## Exercise
Record by record, give the entire listing again exactly.

## The records
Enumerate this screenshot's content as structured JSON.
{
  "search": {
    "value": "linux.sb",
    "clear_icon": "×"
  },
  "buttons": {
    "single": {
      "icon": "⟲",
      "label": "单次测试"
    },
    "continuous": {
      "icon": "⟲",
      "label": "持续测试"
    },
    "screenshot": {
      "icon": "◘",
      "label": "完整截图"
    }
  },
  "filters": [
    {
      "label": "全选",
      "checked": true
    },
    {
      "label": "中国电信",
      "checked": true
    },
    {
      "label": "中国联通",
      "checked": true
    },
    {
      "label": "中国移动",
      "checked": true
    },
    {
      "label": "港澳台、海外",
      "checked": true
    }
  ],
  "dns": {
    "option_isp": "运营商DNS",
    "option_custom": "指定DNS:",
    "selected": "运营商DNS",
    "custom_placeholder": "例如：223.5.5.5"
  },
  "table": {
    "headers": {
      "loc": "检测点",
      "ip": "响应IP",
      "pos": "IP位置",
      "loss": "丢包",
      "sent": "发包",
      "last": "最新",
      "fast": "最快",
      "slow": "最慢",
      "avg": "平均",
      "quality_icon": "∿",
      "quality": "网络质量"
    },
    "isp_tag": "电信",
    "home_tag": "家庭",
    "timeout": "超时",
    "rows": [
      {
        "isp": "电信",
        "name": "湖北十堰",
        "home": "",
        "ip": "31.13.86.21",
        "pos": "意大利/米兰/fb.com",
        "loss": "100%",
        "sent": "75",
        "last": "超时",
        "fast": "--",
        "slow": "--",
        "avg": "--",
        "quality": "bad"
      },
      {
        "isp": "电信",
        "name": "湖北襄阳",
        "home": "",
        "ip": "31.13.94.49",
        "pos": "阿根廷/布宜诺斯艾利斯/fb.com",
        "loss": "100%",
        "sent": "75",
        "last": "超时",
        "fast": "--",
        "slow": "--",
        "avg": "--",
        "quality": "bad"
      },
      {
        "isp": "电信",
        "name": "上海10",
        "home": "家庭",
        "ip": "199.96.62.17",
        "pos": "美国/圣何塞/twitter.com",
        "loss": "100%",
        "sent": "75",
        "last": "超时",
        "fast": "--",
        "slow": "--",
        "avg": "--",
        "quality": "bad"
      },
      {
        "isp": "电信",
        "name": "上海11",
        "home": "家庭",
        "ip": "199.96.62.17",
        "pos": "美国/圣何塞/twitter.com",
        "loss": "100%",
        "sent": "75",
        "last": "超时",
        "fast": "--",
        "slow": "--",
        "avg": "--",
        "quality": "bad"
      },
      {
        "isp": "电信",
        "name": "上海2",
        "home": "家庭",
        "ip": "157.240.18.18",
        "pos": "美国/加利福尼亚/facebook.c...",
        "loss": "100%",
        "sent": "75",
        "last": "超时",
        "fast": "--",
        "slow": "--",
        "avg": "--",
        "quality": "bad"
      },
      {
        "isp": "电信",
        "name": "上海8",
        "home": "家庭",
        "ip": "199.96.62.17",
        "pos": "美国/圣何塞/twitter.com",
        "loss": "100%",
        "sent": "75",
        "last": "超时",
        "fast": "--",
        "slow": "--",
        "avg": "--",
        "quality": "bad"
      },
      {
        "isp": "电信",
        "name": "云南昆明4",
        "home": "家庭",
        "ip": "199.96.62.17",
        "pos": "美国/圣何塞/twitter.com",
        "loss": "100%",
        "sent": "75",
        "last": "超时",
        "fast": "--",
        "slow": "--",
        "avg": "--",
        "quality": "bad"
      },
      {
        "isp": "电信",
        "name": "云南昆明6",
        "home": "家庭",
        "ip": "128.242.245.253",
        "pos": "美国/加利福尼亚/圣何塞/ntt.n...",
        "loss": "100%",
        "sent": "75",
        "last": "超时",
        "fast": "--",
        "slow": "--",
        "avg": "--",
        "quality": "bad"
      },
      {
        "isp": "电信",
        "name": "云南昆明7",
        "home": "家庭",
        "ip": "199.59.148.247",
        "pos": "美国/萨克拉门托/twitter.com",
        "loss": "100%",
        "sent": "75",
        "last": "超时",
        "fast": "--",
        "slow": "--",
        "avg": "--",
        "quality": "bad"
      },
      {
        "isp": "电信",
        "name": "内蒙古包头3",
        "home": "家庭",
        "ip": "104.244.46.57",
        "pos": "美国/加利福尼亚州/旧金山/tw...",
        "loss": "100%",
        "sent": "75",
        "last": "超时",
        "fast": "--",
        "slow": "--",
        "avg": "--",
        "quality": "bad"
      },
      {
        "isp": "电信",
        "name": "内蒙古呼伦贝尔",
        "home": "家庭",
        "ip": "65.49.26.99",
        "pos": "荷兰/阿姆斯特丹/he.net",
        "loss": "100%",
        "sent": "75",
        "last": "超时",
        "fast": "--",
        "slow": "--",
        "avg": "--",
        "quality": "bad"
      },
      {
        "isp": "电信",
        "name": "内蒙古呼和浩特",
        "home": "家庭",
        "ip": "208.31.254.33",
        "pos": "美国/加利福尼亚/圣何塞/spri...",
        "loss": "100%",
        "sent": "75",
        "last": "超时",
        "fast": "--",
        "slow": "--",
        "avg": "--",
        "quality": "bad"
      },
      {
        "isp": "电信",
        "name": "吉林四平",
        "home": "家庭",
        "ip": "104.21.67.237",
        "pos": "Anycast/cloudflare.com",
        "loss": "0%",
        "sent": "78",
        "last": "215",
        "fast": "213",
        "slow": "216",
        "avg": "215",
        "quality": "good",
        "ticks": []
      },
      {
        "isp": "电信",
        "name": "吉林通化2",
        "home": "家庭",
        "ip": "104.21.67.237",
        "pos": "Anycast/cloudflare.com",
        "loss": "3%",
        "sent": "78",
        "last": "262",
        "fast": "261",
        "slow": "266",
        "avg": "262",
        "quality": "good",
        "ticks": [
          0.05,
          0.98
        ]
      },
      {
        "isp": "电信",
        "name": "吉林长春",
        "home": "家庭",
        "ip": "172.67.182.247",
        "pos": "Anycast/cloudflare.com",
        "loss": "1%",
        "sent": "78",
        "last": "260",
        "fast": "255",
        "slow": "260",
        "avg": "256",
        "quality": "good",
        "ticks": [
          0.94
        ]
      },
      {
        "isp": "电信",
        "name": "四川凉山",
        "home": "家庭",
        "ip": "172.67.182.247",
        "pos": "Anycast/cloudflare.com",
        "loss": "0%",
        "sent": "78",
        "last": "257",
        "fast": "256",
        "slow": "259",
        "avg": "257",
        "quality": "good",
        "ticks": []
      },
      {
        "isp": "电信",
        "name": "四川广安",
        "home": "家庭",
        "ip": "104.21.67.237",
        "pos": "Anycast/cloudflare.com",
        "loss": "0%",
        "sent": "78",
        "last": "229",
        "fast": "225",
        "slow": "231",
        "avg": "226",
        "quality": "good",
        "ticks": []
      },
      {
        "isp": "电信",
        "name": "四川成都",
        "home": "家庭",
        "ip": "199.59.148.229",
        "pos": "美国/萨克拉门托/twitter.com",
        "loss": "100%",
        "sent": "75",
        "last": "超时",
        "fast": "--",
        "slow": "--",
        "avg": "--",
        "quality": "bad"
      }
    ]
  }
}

## Answer section
Enumerate this screenshot's content as structured JSON.
{
  "search": {
    "value": "linux.sb",
    "clear_icon": "×"
  },
  "buttons": {
    "single": {
      "icon": "⟲",
      "label": "单次测试"
    },
    "continuous": {
      "icon": "⟲",
      "label": "持续测试"
    },
    "screenshot": {
      "icon": "◘",
      "label": "完整截图"
    }
  },
  "filters": [
    {
      "label": "全选",
      "checked": true
    },
    {
      "label": "中国电信",
      "checked": true
    },
    {
      "label": "中国联通",
      "checked": true
    },
    {
      "label": "中国移动",
      "checked": true
    },
    {
      "label": "港澳台、海外",
      "checked": true
    }
  ],
  "dns": {
    "option_isp": "运营商DNS",
    "option_custom": "指定DNS:",
    "selected": "运营商DNS",
    "custom_placeholder": "例如：223.5.5.5"
  },
  "table": {
    "headers": {
      "loc": "检测点",
      "ip": "响应IP",
      "pos": "IP位置",
      "loss": "丢包",
      "sent": "发包",
      "last": "最新",
      "fast": "最快",
      "slow": "最慢",
      "avg": "平均",
      "quality_icon": "∿",
      "quality": "网络质量"
    },
    "isp_tag": "电信",
    "home_tag": "家庭",
    "timeout": "超时",
    "rows": [
      {
        "isp": "电信",
        "name": "湖北十堰",
        "home": "",
        "ip": "31.13.86.21",
        "pos": "意大利/米兰/fb.com",
        "loss": "100%",
        "sent": "75",
        "last": "超时",
        "fast": "--",
        "slow": "--",
        "avg": "--",
        "quality": "bad"
      },
      {
        "isp": "电信",
        "name": "湖北襄阳",
        "home": "",
        "ip": "31.13.94.49",
        "pos": "阿根廷/布宜诺斯艾利斯/fb.com",
        "loss": "100%",
        "sent": "75",
        "last": "超时",
        "fast": "--",
        "slow": "--",
        "avg": "--",
        "quality": "bad"
      },
      {
        "isp": "电信",
        "name": "上海10",
        "home": "家庭",
        "ip": "199.96.62.17",
        "pos": "美国/圣何塞/twitter.com",
        "loss": "100%",
        "sent": "75",
        "last": "超时",
        "fast": "--",
        "slow": "--",
        "avg": "--",
        "quality": "bad"
      },
      {
        "isp": "电信",
        "name": "上海11",
        "home": "家庭",
        "ip": "199.96.62.17",
        "pos": "美国/圣何塞/twitter.com",
        "loss": "100%",
        "sent": "75",
        "last": "超时",
        "fast": "--",
        "slow": "--",
        "avg": "--",
        "quality": "bad"
      },
      {
        "isp": "电信",
        "name": "上海2",
        "home": "家庭",
        "ip": "157.240.18.18",
        "pos": "美国/加利福尼亚/facebook.c...",
        "loss": "100%",
        "sent": "75",
        "last": "超时",
        "fast": "--",
        "slow": "--",
        "avg": "--",
        "quality": "bad"
      },
      {
        "isp": "电信",
        "name": "上海8",
        "home": "家庭",
        "ip": "199.96.62.17",
        "pos": "美国/圣何塞/twitter.com",
        "loss": "100%",
        "sent": "75",
        "last": "超时",
        "fast": "--",
        "slow": "--",
        "avg": "--",
        "quality": "bad"
      },
      {
        "isp": "电信",
        "name": "云南昆明4",
        "home": "家庭",
        "ip": "199.96.62.17",
        "pos": "美国/圣何塞/twitter.com",
        "loss": "100%",
        "sent": "75",
        "last": "超时",
        "fast": "--",
        "slow": "--",
        "avg": "--",
        "quality": "bad"
      },
      {
        "isp": "电信",
        "name": "云南昆明6",
        "home": "家庭",
        "ip": "128.242.245.253",
        "pos": "美国/加利福尼亚/圣何塞/ntt.n...",
        "loss": "100%",
        "sent": "75",
        "last": "超时",
        "fast": "--",
        "slow": "--",
        "avg": "--",
        "quality": "bad"
      },
      {
        "isp": "电信",
        "name": "云南昆明7",
        "home": "家庭",
        "ip": "199.59.148.247",
        "pos": "美国/萨克拉门托/twitter.com",
        "loss": "100%",
        "sent": "75",
        "last": "超时",
        "fast": "--",
        "slow": "--",
        "avg": "--",
        "quality": "bad"
      },
      {
        "isp": "电信",
        "name": "内蒙古包头3",
        "home": "家庭",
        "ip": "104.244.46.57",
        "pos": "美国/加利福尼亚州/旧金山/tw...",
        "loss": "100%",
        "sent": "75",
        "last": "超时",
        "fast": "--",
        "slow": "--",
        "avg": "--",
        "quality": "bad"
      },
      {
        "isp": "电信",
        "name": "内蒙古呼伦贝尔",
        "home": "家庭",
        "ip": "65.49.26.99",
        "pos": "荷兰/阿姆斯特丹/he.net",
        "loss": "100%",
        "sent": "75",
        "last": "超时",
        "fast": "--",
        "slow": "--",
        "avg": "--",
        "quality": "bad"
      },
      {
        "isp": "电信",
        "name": "内蒙古呼和浩特",
        "home": "家庭",
        "ip": "208.31.254.33",
        "pos": "美国/加利福尼亚/圣何塞/spri...",
        "loss": "100%",
        "sent": "75",
        "last": "超时",
        "fast": "--",
        "slow": "--",
        "avg": "--",
        "quality": "bad"
      },
      {
        "isp": "电信",
        "name": "吉林四平",
        "home": "家庭",
        "ip": "104.21.67.237",
        "pos": "Anycast/cloudflare.com",
        "loss": "0%",
        "sent": "78",
        "last": "215",
        "fast": "213",
        "slow": "216",
        "avg": "215",
        "quality": "good",
        "ticks": []
      },
      {
        "isp": "电信",
        "name": "吉林通化2",
        "home": "家庭",
        "ip": "104.21.67.237",
        "pos": "Anycast/cloudflare.com",
        "loss": "3%",
        "sent": "78",
        "last": "262",
        "fast": "261",
        "slow": "266",
        "avg": "262",
        "quality": "good",
        "ticks": [
          0.05,
          0.98
        ]
      },
      {
        "isp": "电信",
        "name": "吉林长春",
        "home": "家庭",
        "ip": "172.67.182.247",
        "pos": "Anycast/cloudflare.com",
        "loss": "1%",
        "sent": "78",
        "last": "260",
        "fast": "255",
        "slow": "260",
        "avg": "256",
        "quality": "good",
        "ticks": [
          0.94
        ]
      },
      {
        "isp": "电信",
        "name": "四川凉山",
        "home": "家庭",
        "ip": "172.67.182.247",
        "pos": "Anycast/cloudflare.com",
        "loss": "0%",
        "sent": "78",
        "last": "257",
        "fast": "256",
        "slow": "259",
        "avg": "257",
        "quality": "good",
        "ticks": []
      },
      {
        "isp": "电信",
        "name": "四川广安",
        "home": "家庭",
        "ip": "104.21.67.237",
        "pos": "Anycast/cloudflare.com",
        "loss": "0%",
        "sent": "78",
        "last": "229",
        "fast": "225",
        "slow": "231",
        "avg": "226",
        "quality": "good",
        "ticks": []
      },
      {
        "isp": "电信",
        "name": "四川成都",
        "home": "家庭",
        "ip": "199.59.148.229",
        "pos": "美国/萨克拉门托/twitter.com",
        "loss": "100%",
        "sent": "75",
        "last": "超时",
        "fast": "--",
        "slow": "--",
        "avg": "--",
        "quality": "bad"
      }
    ]
  }
}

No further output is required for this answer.